If you don’t like the word anarchist, for whatever reason, there are other words that have effectively the same meaning. One is “voluntaryist”.
A voluntaryist believes that all interaction between humans should be voluntary. They should not be forced, or coerced, with violence or threats of violence.
You can again avoid the label if you so choose, Robert, but do you believe interaction between humans should be voluntary? Or do you think using violence against others to get your way is fine?
Robert concludes in his response:
"I have spent my life learning the rules of money and putting them to use to get rich, and I have done so under both Republicans and Democrats.
And this brings to sharp view how you are the only one that can save you. Take for instance the tax system. You can spend all your time and energy moaning and complaining about the tax system and how unfair it is—like many anarchists (and others) do—or you can learn how to put it to use for your financial well-being. As a capitalist, that is what I have done. I am not lobbying, complaining, or even trying to change the system. I am learning it and how to use it to my advantage."
He’s made it clear that what is most important to him is money. He doesn’t care nor want to change a system no matter how immoral it is.
I’m an anarcho-capitalist so I don’t denounce his desire to produce wealth. But it sounds a bit like if Robert were living in Cambodia during Pol Pot’s regime he’d be happy cutting deals to bury the bodies at a pretty penny.
Perhaps this is what angered Robert so much. Maybe he knows that he is profiting in many respects from an immoral system and has decided to turn a blind eye to it and just focus on making profits.
Perhaps after decades this is really taking a toll on his conscience. Not to mention how he had murdered people in Vietnam decades ago while not questioning or trying to change the system.
If this is the case I’d recommend Robert look seriously into some therapies. Ayahuasca is just one that works very well for PTSD. That may help you come to terms with what you did in Vietnam.
As for the rest, Robert, you will only really find peace if you balance creating wealth with standing up against human slavery. It’s all fine and well to make profits… but doing so and knowing you are not standing up, at all, to an immoral system of slavery will always leave you unfulfilled and remembered as a pretty good capitalist… but a morally unsound individual who didn’t use his audience and connections to help end human slavery.
It’s not too late to change that. Nearly everything you say is anarchist. All you have to do now, if you truly believe in freedom, is to own it.
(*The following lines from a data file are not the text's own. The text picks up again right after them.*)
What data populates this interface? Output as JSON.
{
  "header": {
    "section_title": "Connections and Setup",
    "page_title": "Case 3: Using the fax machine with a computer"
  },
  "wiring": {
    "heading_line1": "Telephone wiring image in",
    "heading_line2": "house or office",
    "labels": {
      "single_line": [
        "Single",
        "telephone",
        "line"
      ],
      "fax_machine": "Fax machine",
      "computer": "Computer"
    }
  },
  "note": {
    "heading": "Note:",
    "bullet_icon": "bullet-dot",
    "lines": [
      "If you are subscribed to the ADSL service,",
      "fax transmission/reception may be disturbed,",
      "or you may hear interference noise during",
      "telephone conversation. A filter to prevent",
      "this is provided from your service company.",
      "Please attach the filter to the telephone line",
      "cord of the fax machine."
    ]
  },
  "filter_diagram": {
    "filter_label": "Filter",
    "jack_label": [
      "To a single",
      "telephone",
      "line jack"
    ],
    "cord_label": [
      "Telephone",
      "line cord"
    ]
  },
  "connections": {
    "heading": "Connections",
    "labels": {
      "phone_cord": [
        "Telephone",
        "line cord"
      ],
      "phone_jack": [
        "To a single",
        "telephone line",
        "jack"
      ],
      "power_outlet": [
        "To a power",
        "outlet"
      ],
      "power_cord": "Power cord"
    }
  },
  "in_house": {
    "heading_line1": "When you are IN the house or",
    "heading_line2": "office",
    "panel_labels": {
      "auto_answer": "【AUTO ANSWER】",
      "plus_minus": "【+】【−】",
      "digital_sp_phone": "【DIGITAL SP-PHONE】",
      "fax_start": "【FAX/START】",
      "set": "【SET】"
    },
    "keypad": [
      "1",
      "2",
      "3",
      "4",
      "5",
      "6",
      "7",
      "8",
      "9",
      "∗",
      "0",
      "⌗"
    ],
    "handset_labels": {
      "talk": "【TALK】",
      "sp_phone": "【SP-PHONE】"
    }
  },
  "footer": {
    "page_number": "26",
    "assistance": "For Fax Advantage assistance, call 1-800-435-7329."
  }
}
Robert finished by saying:
"At the end of the day, far too many people put their faith in systems rather than in themselves. They attach labels to themselves—labels that can get them killed. Wars are started as these people of one label begin fighting people of another label."
He appears to think that labels can get people killed. And, yes, holding a belief that human slavery is immoral when much of the world doesn’t believe that to be the case, can be dangerous.
You can’t take your money with you when you leave here, Robert. And you will be remembered as having avoided standing up for what is right in order to make some money and live a comfortable life. Or, alternatively, having stood up to evil even in the face of grave danger.
Keep teaching people how to create wealth. This does great things to improve the world and humanity’s destiny. Keep being a great capitalist.
Just throw the word “anarcho” in front of it and show you stand for what is right and not for the immoral subjugation of humanity.
About the Author
Anarcho-Capitalist. Libertarian. Freedom fighter against mankind’s two biggest enemies, the State and the Central Banks. Jeff Berwick is the founder of The Dollar Vigilante and host of the popular video podcast, Anarchast. Jeff is a prominent speaker at many of the world’s freedom, investment and cryptocurrency conferences including his own, Anarchapulco, as well as regularly in the media including CNBC, Bloomberg and Fox Business. Jeff also posts exclusive content daily to the new blockchain based social media network, Steemit.